As she left I said laughingly
"lovely to have you here...what is your name so I can make sure you don't come again!"
It turns out her comments were prescient because my freeholder, with whom I have been in dispute for years due to lack of management, maintenance and accounts for the building, called the Environmental Health Officer and the Licensing officers on me. They came to visit on Tuesday (hence the tardiness of this blog posting). I passed the Environmental health inspection and became clearer on licensing objectives which I will pass to other supperclubs; free drink and people's own can be consumed, wine tastings are fine but money cannot change hands for alcohol.
Xanthe Edmunds, who is the daughter of famed Soho restaurateur Andrew Edmunds came, wearing a beautifully cut jacket from Toast.
We talked about restaurant customers. One customer found a slug in her salad and complained to Andrew Edmunds as he walked past. Her dad picked up the slug from the lettuce, slung it in his mouth and announced
"well at least you know it's fresh"to the astonishment of the customer.
The tasting with Tengreenbottles was a triumph and we hope to do more. Sam said to me :
"I'm glad to meet someone else who swears as much as I do."
Saturday night, Michelle Newell of The Conversational hosted as well as waitressed. She'd helped the Friday night and all day Saturday too. She observed:
" I had no idea it was so much work. When I've been here as a customer, well, the food just comes out. You don't know what happens in the kitchen."
Michelle is the most stylish and neatest women I know. She even folds up J-cloths. She actually does what my mum says I should do: she moisturises her elbows.
She made beautiful menus both for the food and the conversation which was made into a graph: 'Emotional Bingo'. What emotions does food provoke in you? This sparked off all kinds of conversations between guests, leading to a gastronomically and philosophically rich evening.
Continuing the 'expert in the shed' series, we had journalist and film maker Calum Walker, a Scottish guru who can answer absolutely any question. He has a wonderfully calm and laid back demeanor, great at the emotional stuff, a good listener while making the odd judicious point. There was a slow trickle down to the shed all evening. One person spent an hour and a half in there, another declared that they had three lovers and what should they do?
A girl who works for Ed Milliband, Secretary of State for Energy and Climate Change was a guest. She said she might bring him, which would be very exciting. I'd like to speak to someone in government about supperclubs.

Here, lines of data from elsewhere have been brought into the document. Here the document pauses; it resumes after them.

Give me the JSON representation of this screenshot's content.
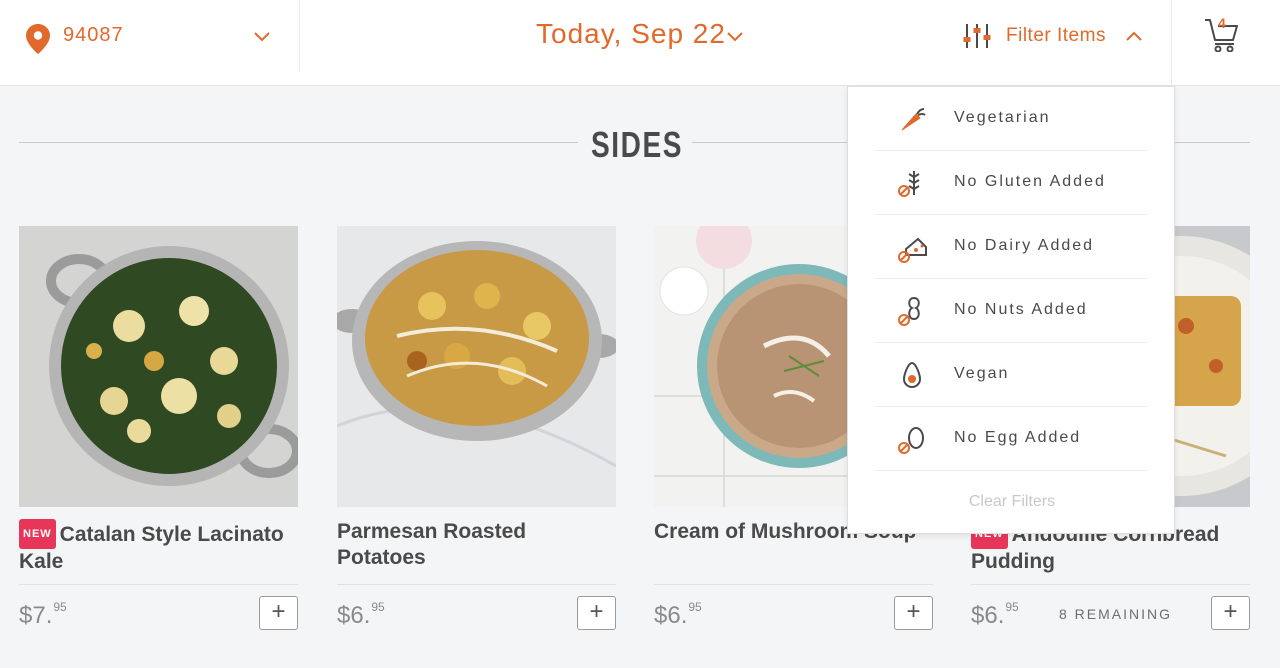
{
  "header": {
    "zip": "94087",
    "date": "Today, Sep 22",
    "filter_label": "Filter Items",
    "cart_count": "4"
  },
  "section": {
    "title": "SIDES"
  },
  "products": [
    {
      "badge": "NEW",
      "name": "Catalan Style Lacinato Kale",
      "price_main": "$7.",
      "price_cents": "95",
      "remaining": "",
      "add": "+"
    },
    {
      "badge": "",
      "name": "Parmesan Roasted Potatoes",
      "price_main": "$6.",
      "price_cents": "95",
      "remaining": "",
      "add": "+"
    },
    {
      "badge": "",
      "name": "Cream of Mushroom Soup",
      "price_main": "$6.",
      "price_cents": "95",
      "remaining": "",
      "add": "+"
    },
    {
      "badge": "NEW",
      "name": "Andouille Cornbread Pudding",
      "price_main": "$6.",
      "price_cents": "95",
      "remaining": "8 REMAINING",
      "add": "+"
    }
  ],
  "filters": {
    "items": [
      {
        "label": "Vegetarian",
        "icon": "carrot-icon"
      },
      {
        "label": "No Gluten Added",
        "icon": "wheat-icon"
      },
      {
        "label": "No Dairy Added",
        "icon": "cheese-icon"
      },
      {
        "label": "No Nuts Added",
        "icon": "peanut-icon"
      },
      {
        "label": "Vegan",
        "icon": "avocado-icon"
      },
      {
        "label": "No Egg Added",
        "icon": "egg-icon"
      }
    ],
    "clear_label": "Clear Filters"
  },
  "colors": {
    "accent": "#e2692c",
    "badge": "#e8355a",
    "text": "#4a4a4a",
    "background": "#f4f5f6"
  }
}
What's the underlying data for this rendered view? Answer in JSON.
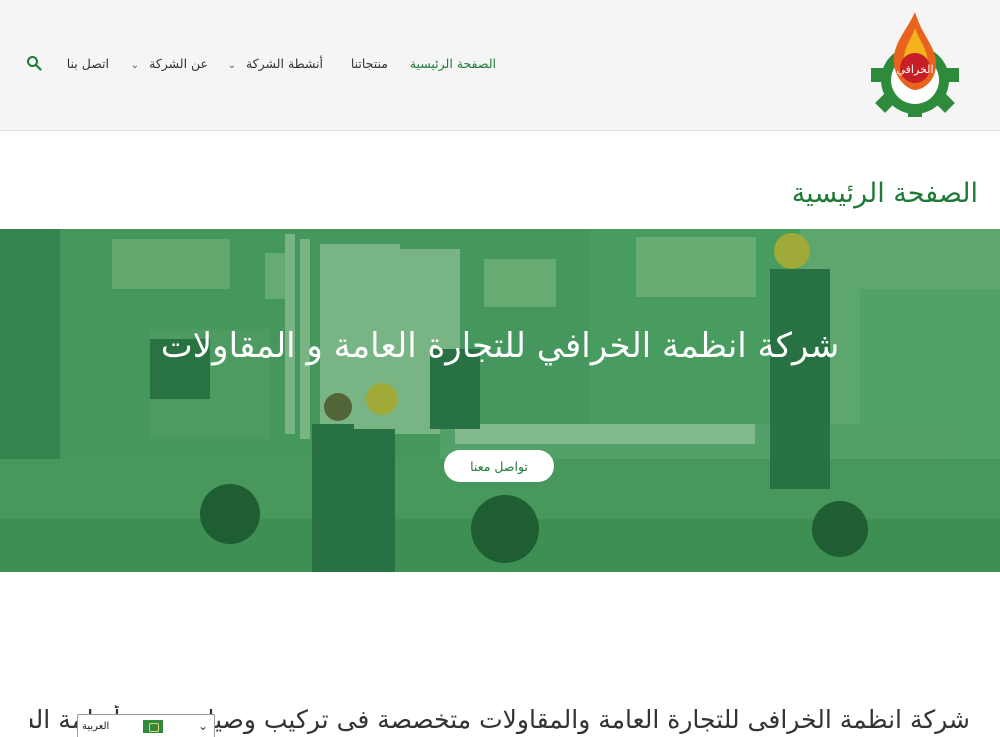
{
  "header": {
    "logo_text": "الخرافي",
    "nav": [
      {
        "label": "الصفحة الرئيسية",
        "active": true
      },
      {
        "label": "منتجاتنا",
        "active": false
      },
      {
        "label": "أنشطة الشركة",
        "active": false,
        "dropdown": true
      },
      {
        "label": "عن الشركة",
        "active": false,
        "dropdown": true
      },
      {
        "label": "اتصل بنا",
        "active": false
      }
    ],
    "search_icon": "search-icon"
  },
  "page": {
    "title": "الصفحة الرئيسية"
  },
  "hero": {
    "title": "شركة انظمة الخرافي للتجارة العامة و المقاولات",
    "button_label": "تواصل معنا"
  },
  "intro": {
    "text": "شركة انظمة الخرافى للتجارة العامة والمقاولات متخصصة فى تركيب وصيانة جميع أنظمة السلامة"
  },
  "language": {
    "label": "العربية",
    "flag": "saudi-flag-icon"
  },
  "colors": {
    "brand_green": "#1f7a36",
    "header_bg": "#f5f5f5"
  }
}
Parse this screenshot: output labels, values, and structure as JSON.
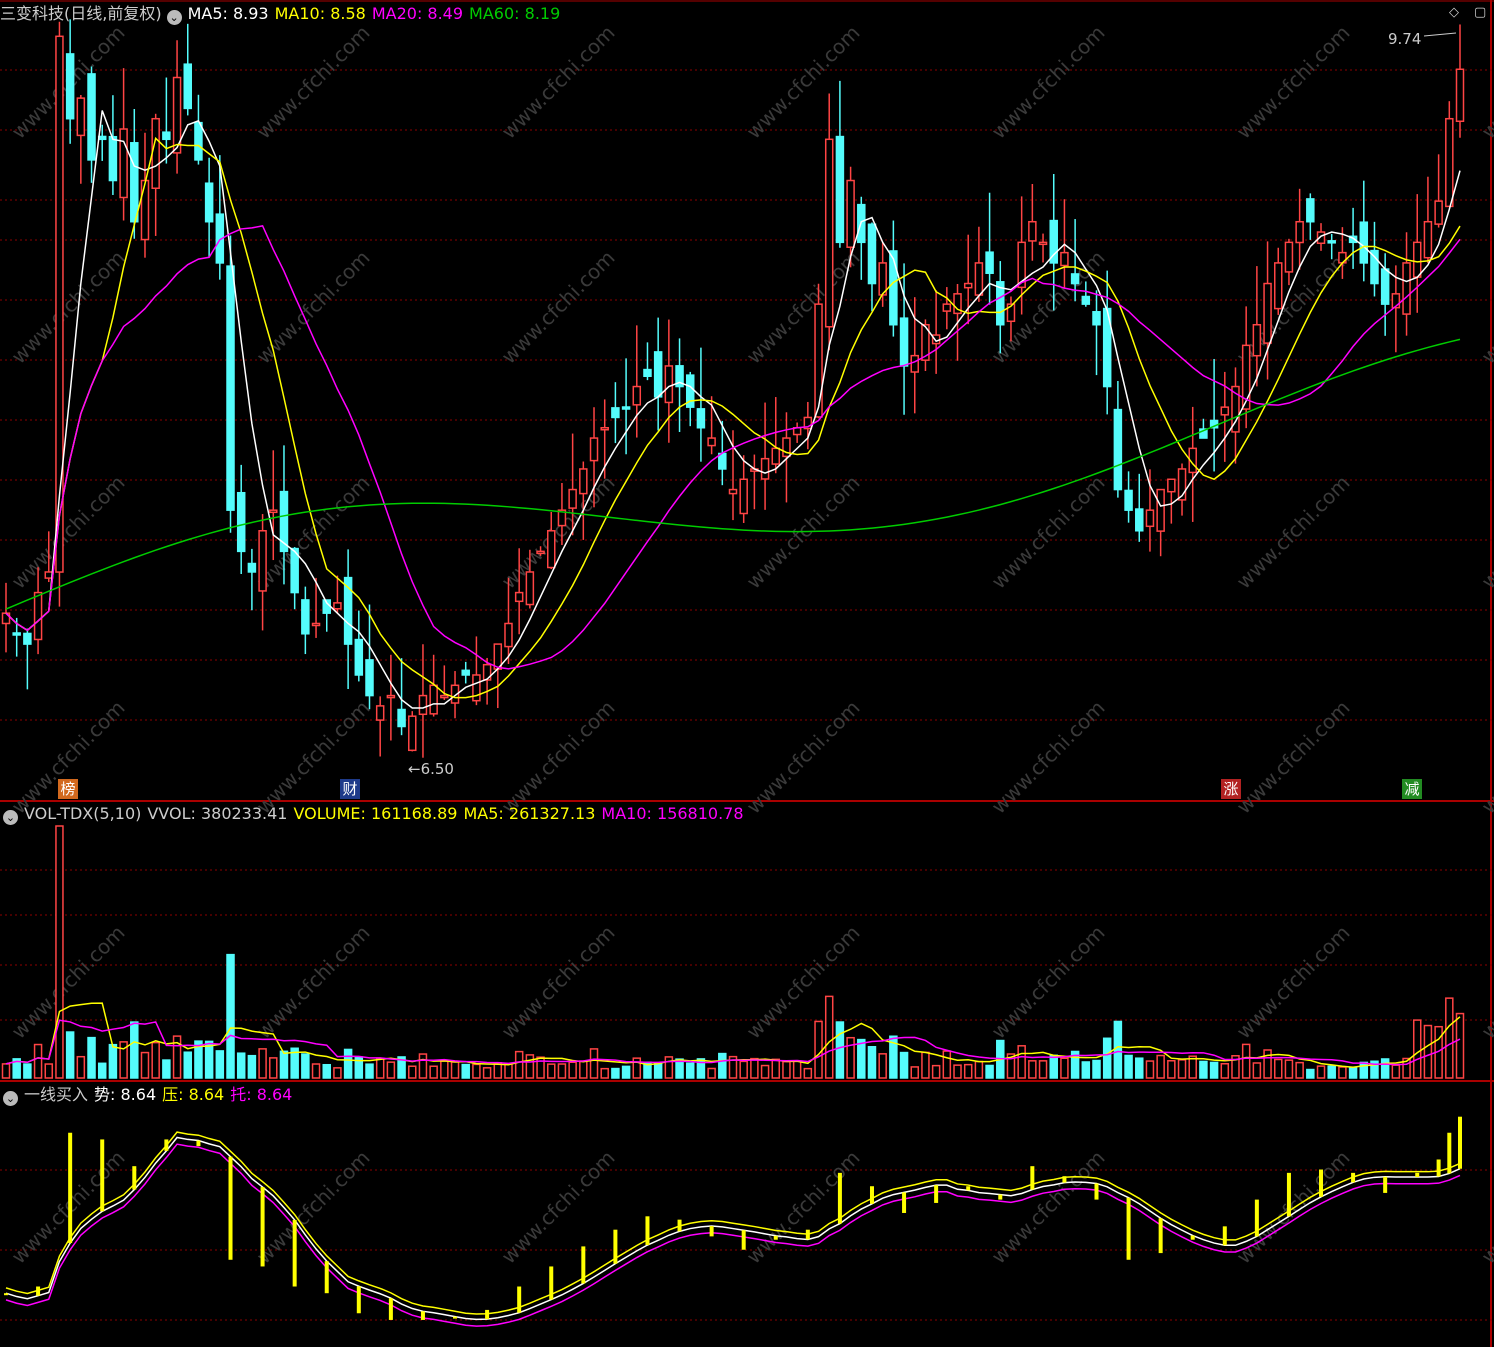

I still struggle with portion control...getting each plate to look the same. Getting 25-30 covers out as quick as poss is hard especially when you are cooking in big pans on an Aga. I don't have much time to plate up. I'm trying to get everybody served before it goes cold, although warming plates in the simmering oven helps. Sometimes I cut it up the portions wrongly, then it looks a bit messy.
It's also difficult to work out how many guests to let in. There is always a couple of no shows. But you don't want to overbook in case everyone turns up..
More pictures to come when I've made room on my hard drive....